The Lenten Season is now behind us, but just this morning I finished a book I started in the beginning of Lent. The book is conspicuously titled Lent (Free PDF of Book). The book published in 1902 is composed of 30 short articles by 30 Protestant Episcopal Bishops.
These are fairly conservative Bishops, unlike what one may find in the modern Episcopal landscape.
The book deals with a variety of Lenten themes. Among them is the consistent themes of preparation and discipline. Lent is a time of testing. A testing–though not equally–like unto the testing of Jesus in the wilderness for 40 days. Lent requires a sacred desire to examine oneself in light of God’s Word.
The 40 days of Lent serve as a time of self-control. The Lenten man is purposeful about those sins that have overtaken him. It is not as if he has not considered his sins outside the season of Lent, but that the season provides greater opportunities to look deeply into one’s walk in the gospel.
The book also offered warnings. Some may treat Lent as the only period of self-examination and good works, thereby acting carelessly throughout the rest of the Church year, but as St. Paul so clearly states: “God forbid that we continue to live in sin!”
The Church also provides with its various liturgical services extra opportunities for repentance and sacred living. “Repentance,” as Luther observed in his 95 theses, “is the life of the Christian” (paraphrase).

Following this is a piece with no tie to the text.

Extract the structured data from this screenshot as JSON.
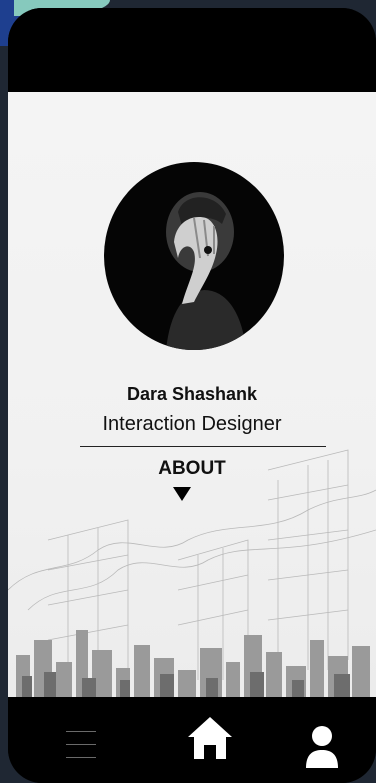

Lent is a necessary season for the Christian. If all is feasting then feasting is mundane. But Lent teaches us that the reason feasting is such a fundamental part of Christian existence is because fasting exists. There can be no glory without cross. There can be no empty tomb without the crown of thorns. So too, there can be no rejoicing without repentance.